Red Bull’s preferred method of winning races is to do the damage to the opposition at the start, create a margin and then manage the race from there. But the lap time traces from the German Grand Prix show that Lotus got a bit too close for comfort, according to JA on F1 technical adviser Mark Gillan.
“Vettel tends not to push too hard in the second half of the race,” says Gillan. “But in Germany he had to push because Raikkonen was catching. If you study the traces you can see that Raikkonen took a bit too much out of the soft tyres in the final stint, so he didn’t have the pace in the last few laps. In my view it is not the case that if he had had a few more laps he might have won. Raikkonen’s tyres were not in good shape.”
The later stages of the race are to the right in the graph. You can see the curve rises as the lap times drop off. Despite falling just short in Germany, these fuel corrected traces show that the Lotus was as fast, if not a shade faster than the Red Bull. They are likely to contend for victory with Red Bull again in Hungary, although Mercedes looks a shoe-in for pole position in Budapest.
Lotus may be coming good at the right time. After the summer shutdown – a compulsory two week factory closure in August following the Hungarian Grand Prix, most teams will focus attention on the 2014 cars. So the state of play may not change as much during the second half of the season as in previous seasons.
So arguably the opportunity for Lotus is on the 2013 car; there is a very real possibility of finishing second in the Constructors’ Championship, which carries a significant financial benefit. It is likely that Romain Grosjean will have a stronger second half of the season as he went better on last year’s tyres than he has on this year’s and the new specification Pirellis, from Hungary onwards, will be similar to the 2012 models.
At the team’s factories there will be two design groups, battling for time in the wind tunnel and CFD departments. After the shutdown the 2013 group will lose the initiative to the 2014 group, as the rate of development on the 2014 project is very rapid and the management will be nervous about losing ground to rivals on 2014 development. There are quite a few areas of carry-over for 2013 to 2014 and these will continue.

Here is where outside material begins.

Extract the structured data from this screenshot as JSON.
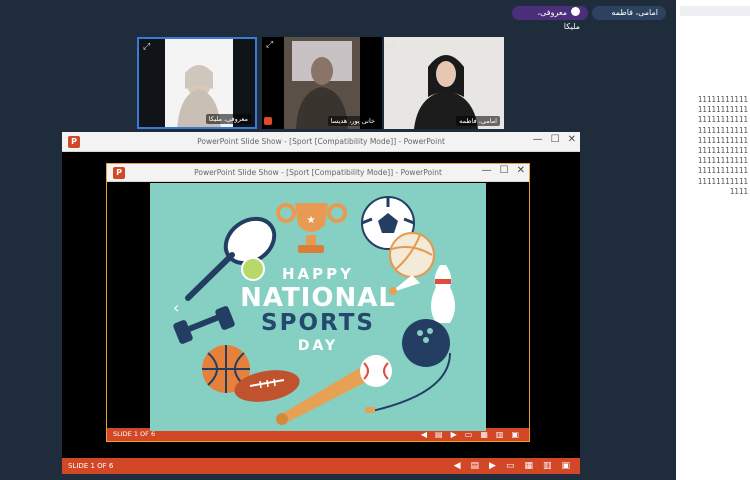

Mercedes clearly has to keep working on its thermal management of tyres in races as this will be a carry-over weakness in 2014 if it does not address it. Force India will want to stay ahead of McLaren, but will be torn on splitting their limited resources.
It is a huge job to master the new 2014 hybrid powertrains and incorporate them into a new chassis design with significant aerodynamic changes. Lotus team principal Eric Boullier told this website last week that he is “very optimistic” about the 2014 car because Lotus started work on it a long time ago.